The Turkey Princess Note: The Virginia State Chamber of Commerce was founded in 1924 with one of its purposes to undertake “a consolidated statewide promotional program.” Consequently, a series of festivals were held around the state to promote particular products, like tobacco, apples and peanuts. Perhaps the most distinctive of the festival publicity materials were the […]
The Turkey Princess
Note: The Virginia State Chamber of Commerce was founded in 1924 with one of its purposes to undertake “a consolidated statewide promotional program.” Consequently, a series of festivals were held around the state to promote particular products, like tobacco, apples and peanuts. Perhaps the most distinctive of the festival publicity materials were the princess images, produced in the 1930s and until 1941. Young women posed in costumes or activities related in some way to the festival theme. The Virginia Turkey Festival, being promoted in this image, was held in Harrisonburg from 1939 to 1997. (Photo credit: Library of Virginia)

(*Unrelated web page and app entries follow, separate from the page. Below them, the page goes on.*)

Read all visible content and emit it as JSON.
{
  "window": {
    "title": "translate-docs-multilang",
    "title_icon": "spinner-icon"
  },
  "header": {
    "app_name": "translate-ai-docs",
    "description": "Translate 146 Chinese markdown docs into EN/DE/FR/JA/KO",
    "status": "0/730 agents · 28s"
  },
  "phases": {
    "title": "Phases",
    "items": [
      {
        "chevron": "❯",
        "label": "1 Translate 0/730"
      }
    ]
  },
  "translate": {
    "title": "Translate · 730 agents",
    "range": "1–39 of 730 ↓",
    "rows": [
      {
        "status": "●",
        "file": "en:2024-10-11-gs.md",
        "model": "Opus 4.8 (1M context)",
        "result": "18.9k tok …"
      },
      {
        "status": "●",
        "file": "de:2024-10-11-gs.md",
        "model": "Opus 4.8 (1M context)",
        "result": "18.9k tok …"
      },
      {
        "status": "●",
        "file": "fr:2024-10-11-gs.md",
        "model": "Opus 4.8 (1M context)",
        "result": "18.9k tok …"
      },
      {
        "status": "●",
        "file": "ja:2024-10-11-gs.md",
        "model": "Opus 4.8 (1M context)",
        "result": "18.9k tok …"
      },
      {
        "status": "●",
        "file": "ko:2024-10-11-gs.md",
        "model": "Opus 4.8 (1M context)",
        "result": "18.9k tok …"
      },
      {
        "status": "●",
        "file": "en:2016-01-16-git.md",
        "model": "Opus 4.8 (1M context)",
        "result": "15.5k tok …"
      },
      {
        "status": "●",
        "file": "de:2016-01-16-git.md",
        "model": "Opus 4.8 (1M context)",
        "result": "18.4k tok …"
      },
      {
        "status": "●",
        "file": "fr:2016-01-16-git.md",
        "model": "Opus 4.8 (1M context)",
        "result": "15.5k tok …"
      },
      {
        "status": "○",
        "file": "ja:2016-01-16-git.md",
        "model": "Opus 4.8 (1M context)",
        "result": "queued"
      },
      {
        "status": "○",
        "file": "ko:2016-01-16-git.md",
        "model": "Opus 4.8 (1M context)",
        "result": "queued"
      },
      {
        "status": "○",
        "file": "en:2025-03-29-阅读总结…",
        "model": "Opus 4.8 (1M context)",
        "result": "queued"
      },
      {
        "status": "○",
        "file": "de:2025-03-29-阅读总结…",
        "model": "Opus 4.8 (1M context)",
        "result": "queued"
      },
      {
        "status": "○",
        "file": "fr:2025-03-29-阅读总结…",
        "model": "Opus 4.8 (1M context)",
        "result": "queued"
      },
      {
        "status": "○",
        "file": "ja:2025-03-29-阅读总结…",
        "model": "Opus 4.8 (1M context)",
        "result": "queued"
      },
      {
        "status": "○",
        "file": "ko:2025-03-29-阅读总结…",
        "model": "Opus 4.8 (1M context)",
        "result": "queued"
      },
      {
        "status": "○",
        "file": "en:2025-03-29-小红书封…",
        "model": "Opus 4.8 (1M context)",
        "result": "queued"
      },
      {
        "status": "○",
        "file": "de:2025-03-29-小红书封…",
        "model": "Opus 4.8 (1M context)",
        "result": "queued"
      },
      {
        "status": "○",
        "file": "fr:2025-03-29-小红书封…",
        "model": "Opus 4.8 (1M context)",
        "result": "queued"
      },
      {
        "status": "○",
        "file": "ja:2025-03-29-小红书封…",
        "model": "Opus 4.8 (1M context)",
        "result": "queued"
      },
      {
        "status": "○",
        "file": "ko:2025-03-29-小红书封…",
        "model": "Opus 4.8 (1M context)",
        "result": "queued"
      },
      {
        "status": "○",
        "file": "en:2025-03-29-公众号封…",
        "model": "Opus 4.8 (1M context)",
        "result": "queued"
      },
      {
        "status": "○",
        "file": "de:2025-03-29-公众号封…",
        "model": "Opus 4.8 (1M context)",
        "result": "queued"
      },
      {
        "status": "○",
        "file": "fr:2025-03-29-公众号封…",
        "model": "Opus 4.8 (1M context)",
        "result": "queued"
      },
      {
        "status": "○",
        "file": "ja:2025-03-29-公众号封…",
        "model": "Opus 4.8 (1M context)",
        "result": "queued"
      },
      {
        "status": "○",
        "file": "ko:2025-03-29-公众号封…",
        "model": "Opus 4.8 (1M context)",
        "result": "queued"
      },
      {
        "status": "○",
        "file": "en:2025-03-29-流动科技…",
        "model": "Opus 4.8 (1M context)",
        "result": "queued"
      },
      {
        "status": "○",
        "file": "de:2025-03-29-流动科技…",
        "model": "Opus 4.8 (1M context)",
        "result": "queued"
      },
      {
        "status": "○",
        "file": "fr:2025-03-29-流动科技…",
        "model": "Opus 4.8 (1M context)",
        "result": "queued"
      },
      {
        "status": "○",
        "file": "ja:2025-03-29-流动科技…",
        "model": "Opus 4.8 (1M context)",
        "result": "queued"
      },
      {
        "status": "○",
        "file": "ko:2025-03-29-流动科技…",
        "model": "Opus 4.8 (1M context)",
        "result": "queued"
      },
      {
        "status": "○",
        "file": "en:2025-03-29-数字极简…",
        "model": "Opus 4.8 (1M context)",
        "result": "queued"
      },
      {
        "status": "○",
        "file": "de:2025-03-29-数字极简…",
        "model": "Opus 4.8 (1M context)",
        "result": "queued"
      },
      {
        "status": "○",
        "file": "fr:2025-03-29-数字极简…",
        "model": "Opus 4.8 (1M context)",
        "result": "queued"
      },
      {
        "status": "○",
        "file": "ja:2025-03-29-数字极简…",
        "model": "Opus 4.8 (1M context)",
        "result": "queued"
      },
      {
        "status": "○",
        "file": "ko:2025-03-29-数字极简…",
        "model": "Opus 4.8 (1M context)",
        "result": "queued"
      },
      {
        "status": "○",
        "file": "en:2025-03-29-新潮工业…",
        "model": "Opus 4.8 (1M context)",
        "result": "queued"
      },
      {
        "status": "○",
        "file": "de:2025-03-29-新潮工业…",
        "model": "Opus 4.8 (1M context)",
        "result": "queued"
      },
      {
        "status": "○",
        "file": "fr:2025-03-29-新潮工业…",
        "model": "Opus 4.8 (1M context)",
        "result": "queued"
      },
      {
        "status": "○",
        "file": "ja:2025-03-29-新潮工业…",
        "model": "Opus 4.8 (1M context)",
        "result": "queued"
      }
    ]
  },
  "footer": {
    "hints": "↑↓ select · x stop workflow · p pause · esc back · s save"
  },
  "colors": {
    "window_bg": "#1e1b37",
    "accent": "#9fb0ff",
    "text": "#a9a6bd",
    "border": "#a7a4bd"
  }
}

Photography has been an important medium in documenting life in Virginia for over 150 years. Photography in Virginia, a major photography exhibition now at the Virginia Historical Society (VHS), presents more than 300 pictures made within the borders of Virginia from the 1840s to the present.
The chronological narrative of the exhibition explores not only the technological progress of photography, but also who was making pictures and why. It also explains how photography has impacted our collective history and how we record it.
Using hundreds of previously unpublished works, Photography in Virginia displays ambrotypes, stereographs, prints, and slides, and covers such topics as photo albums, disasters, panoramas, mug shots, aerial photography, and more.
“Photographs are historical documents in the sense that they record what was in front of the lens at a specific time and place,” said VHS Prints and Photographs Curator Jeffrey Ruggles. “By knowing more about the process of creation—how photographs were originally used, or the purpose for which they were made—we are better able to interpret them as documents.”
The photographers featured in the exhibition include residents, visitors, professionals, and amateurs, and special attention is paid to African Americans, women, and Confederates. Work by numerous Virginia photographers is displayed, such as Frances Gibboney (Wytheville), Harry Mann (Norfolk), Earl Palmer (Christiansburg), Sally Mann (Lexington), and Willie Anne Wright (Richmond).
“Virginia is a good location for this exhibit because the state’s output has been extensive and began during the early stages of photography itself,” Ruggles said. “Although its subject is photography, the exhibition also offers a fresh look at Virginia history because it tells the story of the Commonwealth and its inhabitants in a way no document with just words could.”
Photography in Virginia is separated into five sections. The exhibition begins by looking at early photography in Virginia, beginning in the 1840s, including daguerreotypes made by Jesse Whitehurst and William Pratt, and photography on glass and paper. A camera obscura, a viewing device purchased by Thomas Jefferson in 1793, and Virginia’s earliest camera from 1839 are both on display in this section.
During the Civil War, there was a great deal more Union photography of the state than Confederate, and the approaches differed.
Examples of carte de visite portraits, views of encampments, large prints of structural engineering, and Andrew J. Russell’s album of images are displayed in the second part of the exhibition. Also included are 1867 photographs of the state’s first integrated jury pool assembled for the Jefferson Davis trial.
The post–Civil War period saw the rise of photography as a cottage industry, with each community served by a studio operator who took portraits, group shoots, event photos, and made copies. Tintypes, life-size portraits, and early African American studio work is displayed in the section about local and regional photographers.
About 1890, modern photography was born when a critical mass of technical advances came together. The medium became popular, accessible by the early 1900s to skilled amateurs and eventually by the 1960s to virtually everyone. Techniques, processes, and methods are explored near the end of the exhibition. Examples of topics include exposing negatives, making prints, reproductions in ink, color photography, panoramas, transparencies, and projection.
The long century of what is now called analog photography lasted from 1890 to about 2005. The twentieth-century photography section is broken down into five categories that show specialization in the industry.
- “Practical” photography includes architecture, science, and aerial images.
- “Pictorial” includes photos from camera clubs around Virginia and displays views of work and life.
- The “Promotional” section includes pictures taken to publicize the 1907 Jamestown Exposition and for display at the 1939 New York World’s Fair.
- “Documentary” images include photos from disasters and for military use.
- The final section—“Personal”—explores women photographers, amateur photography, photo albums, and portrait varieties. (more…)